I was just recently (as recent as three minutes ago) imagining a zipper, figuring in my mind exactly how it works, and thinking how proud a man Mr. Y.K.K. must really be for having the curve on such a broad market. Meanwhile, coincidentally, "Come Together" shuffles its way into the iPod mix and releases over my micro computer speakers.
I once had a friend who thought that YKK was really KKY, her exact initials (her name being Kristina Kay Yordy). I didn't know whether to think that she was dyslexic or a hopeful and wildly creative dreamer.
Mr. Youseff Karl Kurzenhoff
Mr. Yoshi Kaden Kirkland
I can't even think of more names than that.
In truth, YKK stands for Yoshida Kogyo Kabushiki and is a Japanese corporation working not only in the fasteners industry but also in machinery, engineering, and architecture.
That's what I was mumbling to myself internally as I fidgeted with the zipper on the ugly sweater this past Wednesday morning.
I had showed up 10 minutes late.
The office was offensively lit with fluorescent bulbs and shook me from the very start.
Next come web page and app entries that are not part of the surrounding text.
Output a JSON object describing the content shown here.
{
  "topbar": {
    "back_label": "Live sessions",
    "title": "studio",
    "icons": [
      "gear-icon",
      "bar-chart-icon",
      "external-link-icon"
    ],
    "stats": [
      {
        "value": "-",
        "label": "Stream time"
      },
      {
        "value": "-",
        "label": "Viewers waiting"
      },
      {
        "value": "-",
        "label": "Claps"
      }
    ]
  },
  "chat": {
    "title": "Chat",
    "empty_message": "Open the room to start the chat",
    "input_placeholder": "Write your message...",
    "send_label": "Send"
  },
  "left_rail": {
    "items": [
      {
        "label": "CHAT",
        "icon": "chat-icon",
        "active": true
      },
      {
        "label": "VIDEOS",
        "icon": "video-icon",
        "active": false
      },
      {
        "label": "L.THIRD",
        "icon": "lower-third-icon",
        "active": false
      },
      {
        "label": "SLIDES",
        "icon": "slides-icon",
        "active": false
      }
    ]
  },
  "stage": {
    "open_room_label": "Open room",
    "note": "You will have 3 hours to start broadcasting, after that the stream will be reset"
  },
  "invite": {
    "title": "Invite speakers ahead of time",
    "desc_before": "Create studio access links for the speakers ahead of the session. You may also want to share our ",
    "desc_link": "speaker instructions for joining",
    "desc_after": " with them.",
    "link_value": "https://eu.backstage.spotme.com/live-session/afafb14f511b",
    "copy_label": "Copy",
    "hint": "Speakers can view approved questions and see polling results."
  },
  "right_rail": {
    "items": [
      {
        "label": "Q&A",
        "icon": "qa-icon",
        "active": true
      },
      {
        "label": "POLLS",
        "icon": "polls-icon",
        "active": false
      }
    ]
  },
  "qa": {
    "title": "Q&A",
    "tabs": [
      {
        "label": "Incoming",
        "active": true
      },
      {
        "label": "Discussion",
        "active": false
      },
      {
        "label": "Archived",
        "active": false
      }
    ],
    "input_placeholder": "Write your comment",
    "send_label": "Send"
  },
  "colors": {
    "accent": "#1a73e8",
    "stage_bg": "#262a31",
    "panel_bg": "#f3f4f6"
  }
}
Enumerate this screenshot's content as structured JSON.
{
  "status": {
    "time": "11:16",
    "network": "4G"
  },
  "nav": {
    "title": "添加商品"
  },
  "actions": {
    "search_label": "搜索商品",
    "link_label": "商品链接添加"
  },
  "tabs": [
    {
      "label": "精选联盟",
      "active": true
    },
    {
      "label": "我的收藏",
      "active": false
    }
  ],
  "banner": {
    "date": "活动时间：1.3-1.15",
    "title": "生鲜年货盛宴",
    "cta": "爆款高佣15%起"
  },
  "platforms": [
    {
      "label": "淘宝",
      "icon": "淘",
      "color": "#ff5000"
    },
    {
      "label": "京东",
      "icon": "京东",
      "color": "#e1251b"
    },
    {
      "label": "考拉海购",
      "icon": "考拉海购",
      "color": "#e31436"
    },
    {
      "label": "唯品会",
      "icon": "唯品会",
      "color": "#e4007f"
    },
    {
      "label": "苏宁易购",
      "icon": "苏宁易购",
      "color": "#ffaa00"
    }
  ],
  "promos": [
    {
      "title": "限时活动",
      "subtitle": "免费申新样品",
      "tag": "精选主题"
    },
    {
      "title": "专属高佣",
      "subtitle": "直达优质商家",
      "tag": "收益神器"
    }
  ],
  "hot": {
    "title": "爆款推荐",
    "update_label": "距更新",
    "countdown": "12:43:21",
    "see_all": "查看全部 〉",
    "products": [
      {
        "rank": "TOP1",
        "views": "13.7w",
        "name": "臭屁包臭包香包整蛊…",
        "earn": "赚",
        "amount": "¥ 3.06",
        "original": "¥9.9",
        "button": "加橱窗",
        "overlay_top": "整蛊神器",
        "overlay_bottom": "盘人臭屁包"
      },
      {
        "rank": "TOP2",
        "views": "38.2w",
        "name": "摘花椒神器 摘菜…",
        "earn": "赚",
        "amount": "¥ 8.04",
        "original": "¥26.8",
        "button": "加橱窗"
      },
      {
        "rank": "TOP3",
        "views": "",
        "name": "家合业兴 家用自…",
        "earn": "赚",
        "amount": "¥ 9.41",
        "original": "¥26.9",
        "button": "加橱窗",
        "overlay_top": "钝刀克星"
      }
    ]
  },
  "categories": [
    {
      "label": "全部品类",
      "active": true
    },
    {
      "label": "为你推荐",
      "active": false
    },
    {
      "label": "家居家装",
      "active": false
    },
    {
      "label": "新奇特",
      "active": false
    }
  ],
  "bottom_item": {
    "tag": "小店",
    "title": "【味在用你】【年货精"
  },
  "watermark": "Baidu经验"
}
These sorts of offices are supposed to be dimly lit with dark and heavy wood furnishings, perhaps one of those dark green desk lamps with the little gold pull chain.
There were books, "Anger as your Ally" and "Reclaiming Surrendered Ground", lining white ikea bookshelves along the far wall. Simple, ivory ceiling tiles loomed overhead and three or four meaning-to-look-important-but-not-really-doing-a-great-job-of-it degress and certificates hung on the wall behind me, all framed in $2 plastic certificate frames from Target; one of which was taped together at the corners, hoping desperately that no one would notice its disability.
The couch appeared old and well-used, like it had been moved from the doctor's semi-finished basement in an excited effort to set up her office quickly and make patients feel "at home".
We don't have pink, green, and yellow watercolor flowers on our couch at home. Thanks for the effort though.
The doctor, Charlotte, didn't seem to notice my immediate uncomfortableness. She sat in her chair, legal notepad in her lap and pen poised above it. She didn't look at me, she just waited for me to speak.
A solid three minute passed before I said anything at all. I didn't really trust her. And she was mildly unattractive - forgive my shallow soul for saying so, but she really was.
When I did finally begin to speak, I managed to avoid looking at her the entire duration. I stayed focused on the plaque on the wall, the one with portions of Psalm 119 enscribed on it, or I stared at the picture of her and her minister husband on the desk behind her. I couldn't look her in the eye or else I would start to cry, and there was no way I was going to cry to this woman - especially if I didn't even particularly like her.
All the same, however, I bore my soul (nearly all of it) to her and all with a frail and shakey voice that was at the very precipice of breaking and her response was everthing that every fiber of my body, mind and soul was fearing, the entire reason that I had avoided making an appointment in the first place. Her response shook me and nearly made me stand up and walk out the door at that very moment.
"Have you prayed then, and asked God for forgiveness?"
I don't think I have ever in my life felt more secluded and misunderstood and positively kicked to the side of the road as I did right at that moment. It took every ounce of strength I could muster right then not to cry, not to show a weakness that might be misinterpreted (since clearly that's what this woman is all about: misinterpretation).
I told her of the craziness, of the desperation at times. I told her of the confusion and the desire for clarity - oh, such a desire for clarity!
I told her that some weeks I feel so empowered and strong. I feel on top of the world and as though I'm in control of my life and then other weeks I know that I can just climb into the Focus and drive to God knows where... jetsetting to 124 with a change of clothes and a pint of ice-cream...
It's like having a printer that sometimes, for no reason whatsoever, jams every single sheet of paper you feed through it. During those times it must be monitored every second, almost willing it (in a way) not to jam. During the other times though, the well-functioning times, you can leave the room and let that printer run and everything is just peachy keen.
Everything is just peachy keen.
She gave me homework (bless her heart).
"Two things I want you to do this week: I want you to keep praying (!), and I want you to start making little decisions for yourself. If someone asks you where you want to eat or what movie you want to see, I want you to really really think about it. I want you to look into yourself and find out what it is that you really want to eat or which movie it is that you want to see."
I made the mistake of informing her that in major, life altering situations I have a difficult time saying no to people.
I'm not going back to see her. I'm not even really sure that she was the doctor to begin with. In fact, the possibility has no escaped my mind that she was simply the receptionist, called upon by the real doctor who phoned in sick that morning.
"Just stand in for me! Please?! She's a new patient, it will be really easy. Just tell her to pray a lot and stuff. She'll never know the difference."
Clap for the counselors. Give them a nice round of applause. They, afterall, appear to have the cloudiest vision of anyone and don't seem to have a single clue at all about it.
| Currently listening : |
If You're Feeling Sinister
By Belle & Sebastian
Release date: By 23 June, 1999